A week after James Holmes, who killed 12 people and wounded 70 at a midnight showing of “The Dark Knight Rises” in Aurora, Colo., in 2012, was convicted of murder, gunshots ripped through a movie theater again. This time, a shooter opened fire at the Grand Theater 16 in Lafayette, La., during a screening of Amy Schumer and Judd Apatow’s romantic comedy “Trainwreck,” killing two people and wounding nine others before committing suicide. It may be that the killer chose “Trainwreck” for a reason in the same way that Holmes styled himself after the Batman villain the Joker. But whatever his reasoning, it’s worth pausing for a moment to consider our specific losses as another arena of public life begins to feel unsafe.

These mass shootings aren’t the first time that movie theaters have seemed like dangerous places. As William J. Mann wrote in “Tinseltown: Murder, Morphine and Madness at the Dawn of Hollywood,” a 1920 panic at the New Catherine theater in New York resulted in a stampede: Six children, many of them immigrants, were crushed to death. Ellen O’Grady, the city’s first policewoman and the official “in charge of the city’s public welfare laws as they related to motion picture theaters,” used the tragedy to advocate for an NYPD crackdown on theater owners, including plans to arrest anyone who admitted a child without the protective presence of an adult.

But if the New Catherine theater was a mass tragedy with no one in particular to blame, the attacks in Aurora and Lafayette are something far worse. As American Film Institute president and Chief Executive Bob Gazzale said in a statement, “Going to a summer movie is a celebration of the American creative spirit and one of our nation’s most beloved pastimes.” And that beloved pastime, while not necessarily a moral act, is a deeply vulnerable one.

When you go to a movie theater, you are deciding to sit for two hours in the dark with dozens, even hundreds of people, you don’t know. Unlike on a plane, or even in a live theater or concert performance, to name other captive experiences that put us in close proximity with strangers, there often aren’t paid staff in the theater with you, watching for disruptions or quietly managing other people’s behavior. Often, if you’re polite, and if you want to give yourself fully over to the experience unfolding on the screen, you’ve turned off your phone, putting another step between yourself and calling for help if it should suddenly prove necessary.

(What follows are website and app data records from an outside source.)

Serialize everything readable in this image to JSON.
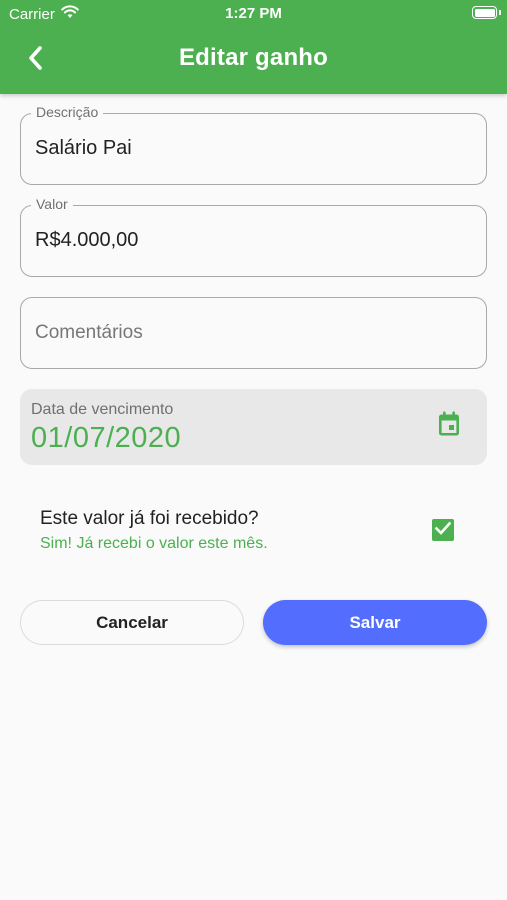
{
  "status_bar": {
    "carrier": "Carrier",
    "time": "1:27 PM",
    "wifi_icon": "wifi-icon",
    "battery_icon": "battery-icon",
    "battery_level": 1.0
  },
  "header": {
    "title": "Editar ganho",
    "back_icon": "chevron-left-icon",
    "color": "#4caf50"
  },
  "form": {
    "description": {
      "label": "Descrição",
      "value": "Salário Pai"
    },
    "amount": {
      "label": "Valor",
      "value": "R$4.000,00"
    },
    "comments": {
      "placeholder": "Comentários",
      "value": ""
    },
    "due_date": {
      "label": "Data de vencimento",
      "value": "01/07/2020",
      "icon": "calendar-icon"
    }
  },
  "received": {
    "question": "Este valor já foi recebido?",
    "answer": "Sim! Já recebi o valor este mês.",
    "checked": true
  },
  "actions": {
    "cancel_label": "Cancelar",
    "save_label": "Salvar",
    "save_color": "#536dfe"
  }
}
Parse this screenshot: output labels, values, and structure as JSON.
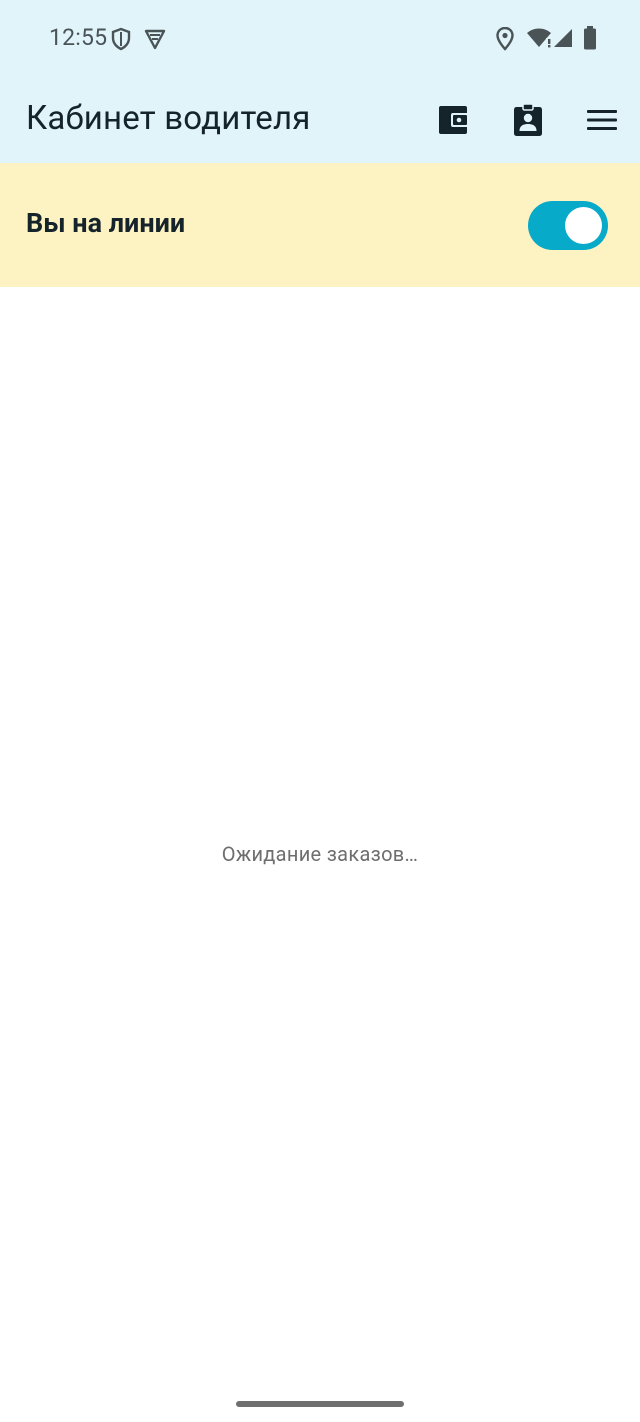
{
  "status_bar": {
    "time": "12:55",
    "icons": [
      "shield-icon",
      "vpn-icon",
      "location-icon",
      "wifi-icon",
      "cell-signal-icon",
      "battery-icon"
    ]
  },
  "app_bar": {
    "title": "Кабинет водителя",
    "actions": [
      "wallet-icon",
      "driver-card-icon",
      "menu-icon"
    ]
  },
  "online": {
    "label": "Вы на линии",
    "toggle_on": true,
    "toggle_color": "#07aac8"
  },
  "main": {
    "waiting_text": "Ожидание заказов…"
  },
  "colors": {
    "header_bg": "#e1f4fa",
    "online_bg": "#fdf2c1",
    "text_dark": "#15232b"
  }
}
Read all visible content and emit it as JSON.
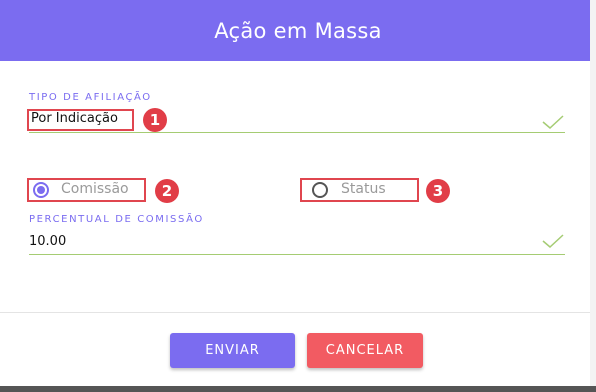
{
  "header": {
    "title": "Ação em Massa"
  },
  "affiliation": {
    "label": "TIPO DE AFILIAÇÃO",
    "value": "Por Indicação",
    "badge": "1"
  },
  "mode": {
    "options": [
      {
        "label": "Comissão",
        "selected": true,
        "badge": "2"
      },
      {
        "label": "Status",
        "selected": false,
        "badge": "3"
      }
    ]
  },
  "commission": {
    "label": "PERCENTUAL DE COMISSÃO",
    "value": "10.00"
  },
  "footer": {
    "submit_label": "ENVIAR",
    "cancel_label": "CANCELAR"
  },
  "colors": {
    "accent": "#7b6cf0",
    "danger": "#f25b62",
    "annotation": "#e13d47",
    "valid": "#a5cc73"
  }
}
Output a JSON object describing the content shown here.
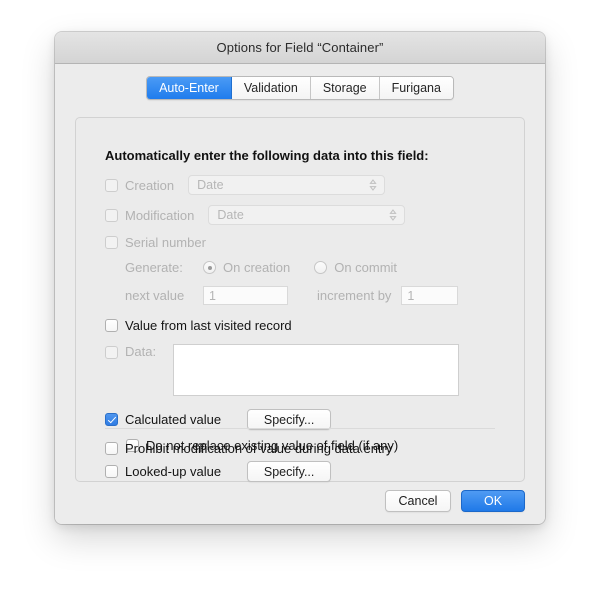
{
  "window": {
    "title": "Options for Field “Container”"
  },
  "tabs": [
    {
      "label": "Auto-Enter",
      "selected": true
    },
    {
      "label": "Validation",
      "selected": false
    },
    {
      "label": "Storage",
      "selected": false
    },
    {
      "label": "Furigana",
      "selected": false
    }
  ],
  "panel": {
    "heading": "Automatically enter the following data into this field:",
    "creation": {
      "label": "Creation",
      "checked": false,
      "enabled": false,
      "popup_value": "Date"
    },
    "modification": {
      "label": "Modification",
      "checked": false,
      "enabled": false,
      "popup_value": "Date"
    },
    "serial_number": {
      "label": "Serial number",
      "checked": false,
      "enabled": false
    },
    "generate": {
      "label": "Generate:",
      "options": [
        {
          "label": "On creation",
          "selected": true
        },
        {
          "label": "On commit",
          "selected": false
        }
      ],
      "next_value_label": "next value",
      "next_value": "1",
      "increment_by_label": "increment by",
      "increment_by": "1"
    },
    "value_from_last_visited": {
      "label": "Value from last visited record",
      "checked": false,
      "enabled": true
    },
    "data": {
      "label": "Data:",
      "checked": false,
      "enabled": false,
      "value": ""
    },
    "calculated_value": {
      "label": "Calculated value",
      "checked": true,
      "enabled": true,
      "specify_label": "Specify..."
    },
    "do_not_replace": {
      "label": "Do not replace existing value of field (if any)",
      "checked": false,
      "enabled": true
    },
    "looked_up_value": {
      "label": "Looked-up value",
      "checked": false,
      "enabled": true,
      "specify_label": "Specify..."
    },
    "prohibit_modification": {
      "label": "Prohibit modification of value during data entry",
      "checked": false,
      "enabled": true
    }
  },
  "footer": {
    "cancel_label": "Cancel",
    "ok_label": "OK"
  },
  "colors": {
    "accent_blue": "#2f7ce4",
    "window_bg": "#ececec",
    "panel_bg": "#ebebeb",
    "disabled_text": "#b2b2b2"
  }
}
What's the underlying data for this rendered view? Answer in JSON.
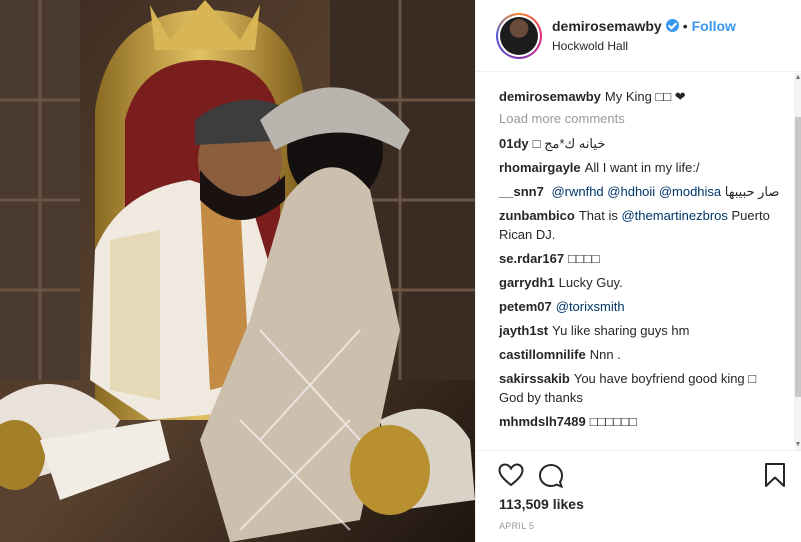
{
  "post": {
    "username": "demirosemawby",
    "follow_label": "Follow",
    "separator": "•",
    "location": "Hockwold Hall",
    "colors": {
      "link": "#3897f0",
      "mention": "#003569",
      "muted": "#999999"
    }
  },
  "caption": {
    "username": "demirosemawby",
    "text": "My King □□ ❤"
  },
  "load_more": "Load more comments",
  "comments": [
    {
      "username": "01dy",
      "text": "خيانه ك*مج □"
    },
    {
      "username": "rhomairgayle",
      "text": "All I want in my life:/"
    },
    {
      "username": "__snn7",
      "mentions": [
        "@rwnfhd",
        "@hdhoii",
        "@modhisa"
      ],
      "text": "صار حبيبها"
    },
    {
      "username": "zunbambico",
      "text_before": "That is",
      "mentions": [
        "@themartinezbros"
      ],
      "text_after": "Puerto Rican DJ."
    },
    {
      "username": "se.rdar167",
      "text": "□□□□"
    },
    {
      "username": "garrydh1",
      "text": "Lucky Guy."
    },
    {
      "username": "petem07",
      "mentions": [
        "@torixsmith"
      ]
    },
    {
      "username": "jayth1st",
      "text": "Yu like sharing guys hm"
    },
    {
      "username": "castillomnilife",
      "text": "Nnn ."
    },
    {
      "username": "sakirssakib",
      "text": "You have boyfriend good king □ God by thanks"
    },
    {
      "username": "mhmdslh7489",
      "text": "□□□□□□"
    }
  ],
  "likes": "113,509 likes",
  "date": "APRIL 5",
  "icons": [
    "heart-icon",
    "comment-icon",
    "bookmark-icon",
    "verified-badge-icon"
  ]
}
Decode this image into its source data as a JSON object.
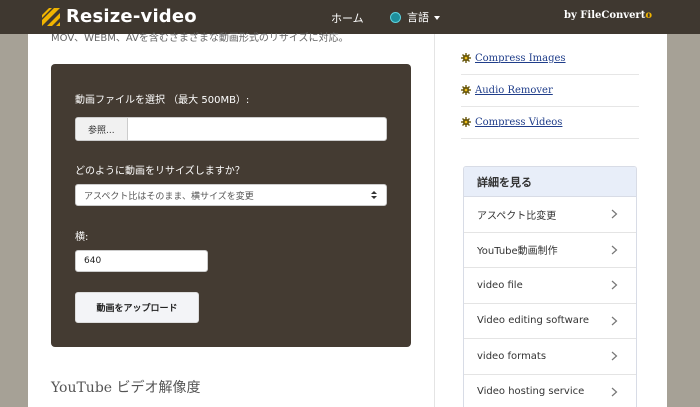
{
  "header": {
    "logo_text": "Resize-video",
    "nav_home": "ホーム",
    "nav_language": "言語",
    "byline_prefix": "by FileConvert",
    "byline_suffix": "o"
  },
  "main": {
    "intro_cut": "MOV、WEBM、AVを含むさまざまな動画形式のリサイズに対応。",
    "form": {
      "file_label": "動画ファイルを選択 （最大 500MB）:",
      "browse_label": "参照...",
      "resize_label": "どのように動画をリサイズしますか？",
      "resize_selected": "アスペクト比はそのまま、横サイズを変更",
      "width_label": "横:",
      "width_value": "640",
      "upload_label": "動画をアップロード"
    },
    "section_title": "YouTube ビデオ解像度"
  },
  "sidebar": {
    "links": [
      {
        "label": "Compress Images"
      },
      {
        "label": "Audio Remover"
      },
      {
        "label": "Compress Videos"
      }
    ],
    "details": {
      "title": "詳細を見る",
      "items": [
        {
          "label": "アスペクト比変更"
        },
        {
          "label": "YouTube動画制作"
        },
        {
          "label": "video file"
        },
        {
          "label": "Video editing software"
        },
        {
          "label": "video formats"
        },
        {
          "label": "Video hosting service"
        }
      ]
    }
  },
  "colors": {
    "header_bg": "#3f3830",
    "panel_bg": "#443b32",
    "logo_accent": "#f0b400",
    "link_color": "#1f3d8a",
    "details_head_bg": "#e8eef9"
  },
  "icons": {
    "logo": "diagonal-bars-logo-icon",
    "language": "globe-icon",
    "dropdown": "caret-down-icon",
    "link_bullet": "gear-icon",
    "details_item": "chevron-right-icon",
    "select": "select-arrows-icon"
  }
}
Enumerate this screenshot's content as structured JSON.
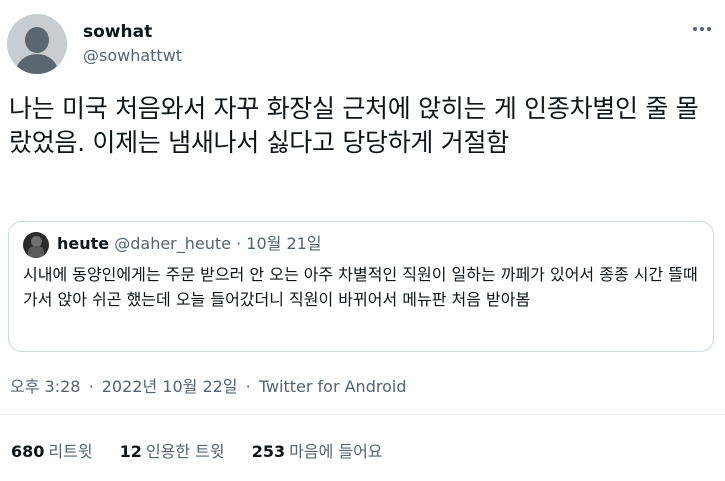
{
  "author": {
    "display_name": "sowhat",
    "handle": "@sowhattwt"
  },
  "icons": {
    "avatar": "default-profile-avatar",
    "more": "more-horizontal-icon",
    "quote_avatar": "profile-photo"
  },
  "tweet": {
    "text": "나는 미국 처음와서 자꾸 화장실 근처에 앉히는 게 인종차별인 줄 몰랐었음. 이제는 냄새나서 싫다고 당당하게 거절함"
  },
  "quoted_tweet": {
    "display_name": "heute",
    "handle": "@daher_heute",
    "separator": "·",
    "date": "10월 21일",
    "text": "시내에 동양인에게는 주문 받으러 안 오는 아주 차별적인 직원이 일하는 까페가 있어서 종종 시간 뜰때 가서 앉아 쉬곤 했는데 오늘 들어갔더니 직원이 바뀌어서 메뉴판 처음 받아봄"
  },
  "meta": {
    "time": "오후 3:28",
    "separator": "·",
    "date": "2022년 10월 22일",
    "source": "Twitter for Android"
  },
  "stats": {
    "retweets_count": "680",
    "retweets_label": "리트윗",
    "quotes_count": "12",
    "quotes_label": "인용한 트윗",
    "likes_count": "253",
    "likes_label": "마음에 들어요"
  },
  "colors": {
    "primary_text": "#0f1419",
    "secondary_text": "#536471",
    "border": "#cfd9de"
  }
}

Once the lights go down and the previews (and pre-previews, sadly) come up, we’re giving ourselves over not just to the conditions of the movie theater, but to the story on screen. This is what makes film so powerful, and what in the past has made it seem so threatening to decency crusaders who decried the medium’s impact on children and immigrants. Whatever divides us before we take our plushly cushioned stadium seats or our places in community theater chairs worn thin by decades of showings, we’ve been drawn together by the same story. And that story will continue to unite us, at least for a little while, as we spill back into the bright heat of summer daylight, or the cool of the evening, and talk about what we’ve just seen.

This isn’t to say that the movies automatically produce some kind of mindless consensus: We bring our differences into the theater with us, and they inform the sometimes radically divergent things we take away from the same images projected on hundreds of similar screens. The movies, though, can help define the parameters of our conversations. We may not want the same results out of a fantasy of American power projection such as “The Avengers” franchise, the glimpse into a president’s inner life on his most difficult days we get in “Lincoln,” or a brutal journey into the realities of slavery and the precarious nature of black freedom in “12 Years a Slave.” But there’s something powerful in finding ourselves attracted to the same basic narratives and the same big, American ideas.

We don’t think of movie theaters as sacrosanct spaces, the way we assume that schools or churches — the sites of other recent horrific mass shootings — will be. But the act of attending a film requires a similar, perhaps even greater, trust that a group of complete strangers can come together in fleeting community; that we can briefly stop sizing one another up and simply surrender to an experience together, in safety and shared wonder.